Update: A year after first encouraging animal lovers everywhere to send in their old mascara wands to help care for thousands of injured and orphaned wild animals, Appalachian Wildlife Refuge has gained a major ally in support of their Wands for Wildlife initiative. To celebrate the launch of its new Lash Renegade Mascara in Avenging Amethyst, which is available as of today, Wet n Wild has pledged to donate $1 from each Lash Renegade Mascara mascara sold to the organization, up to $10,000.
So once you start scraping the sides of your current tube, ship the old wand out to Wands for Wildlife, then pick up a fresh Lash Renegade to benefit the wild babies of western North Carolina. For now, just make sure whatever's on your lashes is waterproof — the video below, demonstrating how the old wands are used, is all but guaranteed to bring a tear to your eye.

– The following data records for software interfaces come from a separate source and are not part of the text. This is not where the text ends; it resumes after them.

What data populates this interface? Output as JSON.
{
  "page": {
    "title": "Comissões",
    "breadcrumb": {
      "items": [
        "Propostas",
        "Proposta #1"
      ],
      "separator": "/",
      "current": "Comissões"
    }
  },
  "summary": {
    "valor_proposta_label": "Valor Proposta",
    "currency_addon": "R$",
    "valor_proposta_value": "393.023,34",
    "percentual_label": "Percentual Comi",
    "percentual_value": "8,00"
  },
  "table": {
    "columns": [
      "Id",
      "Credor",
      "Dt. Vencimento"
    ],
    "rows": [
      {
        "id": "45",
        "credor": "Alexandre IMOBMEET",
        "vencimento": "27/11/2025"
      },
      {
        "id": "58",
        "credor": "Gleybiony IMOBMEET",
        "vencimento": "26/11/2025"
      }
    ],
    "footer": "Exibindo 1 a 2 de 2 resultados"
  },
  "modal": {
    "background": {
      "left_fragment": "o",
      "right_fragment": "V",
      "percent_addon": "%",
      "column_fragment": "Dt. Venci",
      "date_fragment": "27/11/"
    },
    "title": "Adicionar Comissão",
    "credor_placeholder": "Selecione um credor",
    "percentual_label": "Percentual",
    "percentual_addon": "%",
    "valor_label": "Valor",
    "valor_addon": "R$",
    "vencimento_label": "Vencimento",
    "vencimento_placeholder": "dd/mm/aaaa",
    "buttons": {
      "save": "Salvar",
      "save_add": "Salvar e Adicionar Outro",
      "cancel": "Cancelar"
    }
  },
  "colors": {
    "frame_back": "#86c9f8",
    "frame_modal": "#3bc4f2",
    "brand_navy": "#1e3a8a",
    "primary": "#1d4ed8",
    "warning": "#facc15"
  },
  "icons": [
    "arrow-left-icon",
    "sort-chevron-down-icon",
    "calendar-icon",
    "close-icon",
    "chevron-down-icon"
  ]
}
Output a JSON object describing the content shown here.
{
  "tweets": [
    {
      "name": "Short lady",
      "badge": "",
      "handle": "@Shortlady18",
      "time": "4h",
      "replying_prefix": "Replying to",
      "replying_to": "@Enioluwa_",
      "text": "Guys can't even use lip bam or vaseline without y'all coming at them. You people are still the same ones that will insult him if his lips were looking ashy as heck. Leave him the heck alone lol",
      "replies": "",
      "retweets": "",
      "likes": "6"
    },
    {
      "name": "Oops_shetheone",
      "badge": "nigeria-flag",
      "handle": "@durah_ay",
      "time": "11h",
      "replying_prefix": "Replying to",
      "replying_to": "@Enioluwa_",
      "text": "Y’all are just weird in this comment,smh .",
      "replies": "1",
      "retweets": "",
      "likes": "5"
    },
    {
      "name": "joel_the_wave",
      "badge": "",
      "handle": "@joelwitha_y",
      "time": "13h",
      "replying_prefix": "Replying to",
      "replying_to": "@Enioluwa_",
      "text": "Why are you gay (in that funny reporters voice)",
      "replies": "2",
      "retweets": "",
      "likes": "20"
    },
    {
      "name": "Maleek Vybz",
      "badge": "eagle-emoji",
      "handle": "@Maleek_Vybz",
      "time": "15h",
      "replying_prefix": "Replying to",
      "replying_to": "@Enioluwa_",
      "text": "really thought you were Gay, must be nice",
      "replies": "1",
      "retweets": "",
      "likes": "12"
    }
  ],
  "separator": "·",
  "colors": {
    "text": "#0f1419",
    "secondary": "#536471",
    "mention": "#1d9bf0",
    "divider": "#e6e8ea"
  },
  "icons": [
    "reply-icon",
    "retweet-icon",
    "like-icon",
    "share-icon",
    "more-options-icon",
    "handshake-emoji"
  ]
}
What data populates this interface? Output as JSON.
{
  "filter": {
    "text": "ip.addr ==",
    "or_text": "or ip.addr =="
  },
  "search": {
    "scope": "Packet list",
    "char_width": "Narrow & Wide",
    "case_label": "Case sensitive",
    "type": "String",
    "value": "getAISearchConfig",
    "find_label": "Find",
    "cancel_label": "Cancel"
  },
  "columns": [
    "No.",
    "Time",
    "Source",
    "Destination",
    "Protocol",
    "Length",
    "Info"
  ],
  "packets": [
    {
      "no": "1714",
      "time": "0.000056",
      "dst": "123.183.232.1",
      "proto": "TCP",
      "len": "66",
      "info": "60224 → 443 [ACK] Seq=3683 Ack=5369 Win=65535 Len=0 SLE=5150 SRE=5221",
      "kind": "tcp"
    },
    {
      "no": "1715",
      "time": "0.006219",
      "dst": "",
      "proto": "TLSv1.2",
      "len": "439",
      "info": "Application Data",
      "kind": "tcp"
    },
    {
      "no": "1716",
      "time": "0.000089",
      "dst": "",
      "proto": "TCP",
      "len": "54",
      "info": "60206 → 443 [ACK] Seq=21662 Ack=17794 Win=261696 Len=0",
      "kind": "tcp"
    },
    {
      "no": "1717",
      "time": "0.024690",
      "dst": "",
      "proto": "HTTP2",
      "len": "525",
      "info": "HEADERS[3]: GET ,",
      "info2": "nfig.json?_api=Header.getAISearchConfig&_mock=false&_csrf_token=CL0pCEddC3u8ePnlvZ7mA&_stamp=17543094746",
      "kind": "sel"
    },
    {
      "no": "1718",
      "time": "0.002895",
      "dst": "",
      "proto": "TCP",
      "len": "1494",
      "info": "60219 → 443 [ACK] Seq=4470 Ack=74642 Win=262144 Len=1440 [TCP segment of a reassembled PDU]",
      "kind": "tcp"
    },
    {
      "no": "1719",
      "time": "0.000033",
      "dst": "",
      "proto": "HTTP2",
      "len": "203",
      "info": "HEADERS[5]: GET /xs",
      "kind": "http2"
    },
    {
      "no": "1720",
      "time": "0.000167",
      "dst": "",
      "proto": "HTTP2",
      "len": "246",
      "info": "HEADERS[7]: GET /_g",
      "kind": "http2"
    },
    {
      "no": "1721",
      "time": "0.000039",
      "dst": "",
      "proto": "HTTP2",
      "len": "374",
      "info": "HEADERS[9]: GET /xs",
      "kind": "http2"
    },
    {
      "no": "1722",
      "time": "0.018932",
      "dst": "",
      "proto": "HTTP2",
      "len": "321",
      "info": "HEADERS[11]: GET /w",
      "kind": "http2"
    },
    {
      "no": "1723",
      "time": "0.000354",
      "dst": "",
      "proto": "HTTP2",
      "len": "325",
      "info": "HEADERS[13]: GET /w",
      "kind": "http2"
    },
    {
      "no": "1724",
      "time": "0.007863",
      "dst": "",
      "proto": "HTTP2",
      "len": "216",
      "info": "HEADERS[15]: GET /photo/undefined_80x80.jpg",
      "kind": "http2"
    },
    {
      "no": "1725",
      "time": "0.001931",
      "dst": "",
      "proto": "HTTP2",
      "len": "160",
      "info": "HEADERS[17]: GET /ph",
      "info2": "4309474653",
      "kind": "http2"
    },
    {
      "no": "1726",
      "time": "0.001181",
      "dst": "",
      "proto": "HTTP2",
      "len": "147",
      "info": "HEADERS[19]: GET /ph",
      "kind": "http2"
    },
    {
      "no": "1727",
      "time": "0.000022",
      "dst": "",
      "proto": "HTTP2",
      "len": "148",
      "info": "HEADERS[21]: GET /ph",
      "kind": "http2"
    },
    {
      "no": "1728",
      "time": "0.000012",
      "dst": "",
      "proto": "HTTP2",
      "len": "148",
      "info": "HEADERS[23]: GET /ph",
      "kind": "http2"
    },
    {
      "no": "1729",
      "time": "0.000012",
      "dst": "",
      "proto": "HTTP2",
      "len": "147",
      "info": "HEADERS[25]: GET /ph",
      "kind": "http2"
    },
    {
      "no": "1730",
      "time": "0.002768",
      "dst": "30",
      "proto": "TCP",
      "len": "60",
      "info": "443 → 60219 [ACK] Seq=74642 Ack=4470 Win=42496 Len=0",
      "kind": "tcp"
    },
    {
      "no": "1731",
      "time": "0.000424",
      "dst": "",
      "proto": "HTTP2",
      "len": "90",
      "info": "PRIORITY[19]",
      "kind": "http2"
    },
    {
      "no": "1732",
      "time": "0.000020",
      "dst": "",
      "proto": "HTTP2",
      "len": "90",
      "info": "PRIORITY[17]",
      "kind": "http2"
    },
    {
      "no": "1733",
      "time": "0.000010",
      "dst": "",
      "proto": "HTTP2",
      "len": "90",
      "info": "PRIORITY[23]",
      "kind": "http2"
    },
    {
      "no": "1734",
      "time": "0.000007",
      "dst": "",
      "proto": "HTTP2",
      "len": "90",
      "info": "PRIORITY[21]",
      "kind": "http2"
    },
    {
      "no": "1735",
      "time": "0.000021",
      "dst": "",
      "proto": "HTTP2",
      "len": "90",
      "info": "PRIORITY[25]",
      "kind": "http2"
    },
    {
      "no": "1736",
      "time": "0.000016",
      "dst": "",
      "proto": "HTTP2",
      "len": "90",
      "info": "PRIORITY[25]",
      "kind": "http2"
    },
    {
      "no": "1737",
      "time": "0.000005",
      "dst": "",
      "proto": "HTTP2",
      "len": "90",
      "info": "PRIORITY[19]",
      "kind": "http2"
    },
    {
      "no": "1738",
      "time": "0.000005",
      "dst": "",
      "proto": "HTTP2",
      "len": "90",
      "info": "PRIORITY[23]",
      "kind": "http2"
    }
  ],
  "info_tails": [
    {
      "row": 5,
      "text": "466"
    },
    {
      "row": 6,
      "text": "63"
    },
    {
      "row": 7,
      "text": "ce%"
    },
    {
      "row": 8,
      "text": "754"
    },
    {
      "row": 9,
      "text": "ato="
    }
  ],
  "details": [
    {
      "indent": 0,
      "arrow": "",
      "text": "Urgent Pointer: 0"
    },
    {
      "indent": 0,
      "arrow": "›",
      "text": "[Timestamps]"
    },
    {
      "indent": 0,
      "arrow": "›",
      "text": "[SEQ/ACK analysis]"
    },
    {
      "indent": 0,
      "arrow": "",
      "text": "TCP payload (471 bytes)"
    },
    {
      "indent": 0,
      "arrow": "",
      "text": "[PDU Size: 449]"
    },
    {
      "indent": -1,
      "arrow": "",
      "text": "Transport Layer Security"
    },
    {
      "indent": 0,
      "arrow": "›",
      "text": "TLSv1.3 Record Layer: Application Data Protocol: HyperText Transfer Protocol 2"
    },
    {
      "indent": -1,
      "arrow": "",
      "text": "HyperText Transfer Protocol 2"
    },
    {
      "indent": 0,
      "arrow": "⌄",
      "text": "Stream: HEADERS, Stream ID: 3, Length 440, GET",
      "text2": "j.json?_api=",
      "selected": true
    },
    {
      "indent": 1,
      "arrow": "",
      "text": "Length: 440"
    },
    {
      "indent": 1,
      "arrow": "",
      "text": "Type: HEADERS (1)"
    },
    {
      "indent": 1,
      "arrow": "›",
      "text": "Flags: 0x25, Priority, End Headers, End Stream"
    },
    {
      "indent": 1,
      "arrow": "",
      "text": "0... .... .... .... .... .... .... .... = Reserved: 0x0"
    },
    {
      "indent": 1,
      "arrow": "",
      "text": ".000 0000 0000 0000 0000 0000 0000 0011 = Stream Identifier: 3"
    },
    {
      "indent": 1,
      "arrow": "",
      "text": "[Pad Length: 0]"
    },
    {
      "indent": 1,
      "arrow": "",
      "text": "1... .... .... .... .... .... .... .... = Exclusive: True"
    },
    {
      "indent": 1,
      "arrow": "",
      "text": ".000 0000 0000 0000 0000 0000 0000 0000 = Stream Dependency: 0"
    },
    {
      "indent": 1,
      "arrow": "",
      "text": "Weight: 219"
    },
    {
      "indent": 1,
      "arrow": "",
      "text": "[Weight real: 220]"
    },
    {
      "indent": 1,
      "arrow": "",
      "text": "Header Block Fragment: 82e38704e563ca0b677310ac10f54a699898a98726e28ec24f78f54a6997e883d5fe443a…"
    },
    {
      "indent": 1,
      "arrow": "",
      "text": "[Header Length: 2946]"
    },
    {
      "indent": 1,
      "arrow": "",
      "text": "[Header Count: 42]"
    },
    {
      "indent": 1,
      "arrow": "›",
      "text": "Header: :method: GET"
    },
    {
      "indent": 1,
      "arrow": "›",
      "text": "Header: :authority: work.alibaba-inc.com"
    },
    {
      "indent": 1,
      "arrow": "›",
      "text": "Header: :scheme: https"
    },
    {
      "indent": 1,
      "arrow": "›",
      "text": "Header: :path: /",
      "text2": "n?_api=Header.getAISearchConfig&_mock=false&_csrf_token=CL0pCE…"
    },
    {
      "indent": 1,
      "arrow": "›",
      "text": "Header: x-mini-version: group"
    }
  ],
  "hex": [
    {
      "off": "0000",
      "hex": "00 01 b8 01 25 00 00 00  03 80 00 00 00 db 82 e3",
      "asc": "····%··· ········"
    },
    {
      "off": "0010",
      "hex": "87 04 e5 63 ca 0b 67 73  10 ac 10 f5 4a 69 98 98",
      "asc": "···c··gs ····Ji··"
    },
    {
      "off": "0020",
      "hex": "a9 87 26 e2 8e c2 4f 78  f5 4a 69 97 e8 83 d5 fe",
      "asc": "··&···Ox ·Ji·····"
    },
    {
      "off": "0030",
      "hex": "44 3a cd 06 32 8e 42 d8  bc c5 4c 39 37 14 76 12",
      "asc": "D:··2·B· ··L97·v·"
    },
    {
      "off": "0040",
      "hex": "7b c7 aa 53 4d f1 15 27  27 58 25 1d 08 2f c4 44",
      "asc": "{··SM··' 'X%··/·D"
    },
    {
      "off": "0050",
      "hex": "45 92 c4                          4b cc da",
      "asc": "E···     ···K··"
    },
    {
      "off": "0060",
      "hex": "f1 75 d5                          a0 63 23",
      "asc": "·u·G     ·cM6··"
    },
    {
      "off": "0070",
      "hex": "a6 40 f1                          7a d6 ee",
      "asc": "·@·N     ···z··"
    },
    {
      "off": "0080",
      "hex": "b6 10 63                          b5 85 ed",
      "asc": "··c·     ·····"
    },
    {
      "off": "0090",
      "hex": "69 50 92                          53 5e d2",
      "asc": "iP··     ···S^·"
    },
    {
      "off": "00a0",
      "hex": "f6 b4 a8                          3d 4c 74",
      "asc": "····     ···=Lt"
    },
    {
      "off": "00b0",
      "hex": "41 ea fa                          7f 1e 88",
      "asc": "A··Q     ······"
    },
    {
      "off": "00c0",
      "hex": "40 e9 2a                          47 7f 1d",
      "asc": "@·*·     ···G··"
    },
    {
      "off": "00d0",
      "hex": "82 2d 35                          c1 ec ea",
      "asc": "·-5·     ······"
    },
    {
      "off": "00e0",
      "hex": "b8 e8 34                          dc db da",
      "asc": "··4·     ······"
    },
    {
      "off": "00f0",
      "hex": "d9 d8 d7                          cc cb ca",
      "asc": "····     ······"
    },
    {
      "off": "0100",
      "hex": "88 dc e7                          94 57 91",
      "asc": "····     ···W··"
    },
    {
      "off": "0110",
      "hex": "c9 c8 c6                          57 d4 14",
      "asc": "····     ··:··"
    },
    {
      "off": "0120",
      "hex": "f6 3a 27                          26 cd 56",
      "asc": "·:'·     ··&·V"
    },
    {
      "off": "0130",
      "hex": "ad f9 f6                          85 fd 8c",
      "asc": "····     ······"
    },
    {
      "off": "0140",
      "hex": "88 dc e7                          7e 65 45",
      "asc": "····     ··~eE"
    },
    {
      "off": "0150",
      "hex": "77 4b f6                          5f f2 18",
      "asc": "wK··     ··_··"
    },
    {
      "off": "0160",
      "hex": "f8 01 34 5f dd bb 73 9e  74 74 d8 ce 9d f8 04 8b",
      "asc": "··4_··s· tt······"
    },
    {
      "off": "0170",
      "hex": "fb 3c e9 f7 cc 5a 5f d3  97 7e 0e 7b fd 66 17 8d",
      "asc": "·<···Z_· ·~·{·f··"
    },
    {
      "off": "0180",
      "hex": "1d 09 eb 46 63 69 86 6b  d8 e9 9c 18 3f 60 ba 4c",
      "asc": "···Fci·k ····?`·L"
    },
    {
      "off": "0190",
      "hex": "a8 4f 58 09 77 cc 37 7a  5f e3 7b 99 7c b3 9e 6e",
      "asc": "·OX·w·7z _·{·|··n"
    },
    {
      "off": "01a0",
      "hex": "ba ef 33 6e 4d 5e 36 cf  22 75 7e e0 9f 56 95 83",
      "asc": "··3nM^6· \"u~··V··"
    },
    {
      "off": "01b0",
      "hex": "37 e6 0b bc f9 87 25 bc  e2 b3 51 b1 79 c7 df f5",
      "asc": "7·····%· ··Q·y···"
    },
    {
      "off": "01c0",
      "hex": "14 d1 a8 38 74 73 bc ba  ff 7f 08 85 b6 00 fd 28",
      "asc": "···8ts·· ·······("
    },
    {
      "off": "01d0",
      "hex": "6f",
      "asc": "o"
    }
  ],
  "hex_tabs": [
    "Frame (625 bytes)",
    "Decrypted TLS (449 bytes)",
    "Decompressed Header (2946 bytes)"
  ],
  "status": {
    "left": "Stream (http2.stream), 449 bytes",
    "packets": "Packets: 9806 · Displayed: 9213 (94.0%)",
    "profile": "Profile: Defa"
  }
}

This story was originally published on March 14, 2017.
Appalachian Wildlife Refuge, a 501(c)(3) non-profit that helps to rehabilitate injured and orphaned wildlife in Western North Carolina, has a much better idea for what to do with those discarded mascara wands — and no, it does not involve using them to groom your brows. Inspired by her own cleaned-out makeup drawer, the foundation’s co-founder, Savanna Trantham, shared to Facebook that the refuge uses them to help clean the fur of animals (on the smaller side, we assume) they’ve rescued.
The post quickly garnered tens of thousands of shares, which we can only assume means that Trantham has more clean mascara wands than she can count coming her way. But given that the refuge’s new triage facility is likely to see over 2,000 injured and orphaned wild animals in its first year of operation alone, they do still need our help.
If you’ve been waiting for a sign that it's time to finally dig through your makeup bag and toss those sad-looking tubes, now’s the perfect time — and if you want to take your goodwill to the next level, Appalachian Wildlife Refuge also has an extensive wishlist of items they need to keep their furry (and scaly) patients on the up and up. Seriously, how could you resist those baby chipmunks?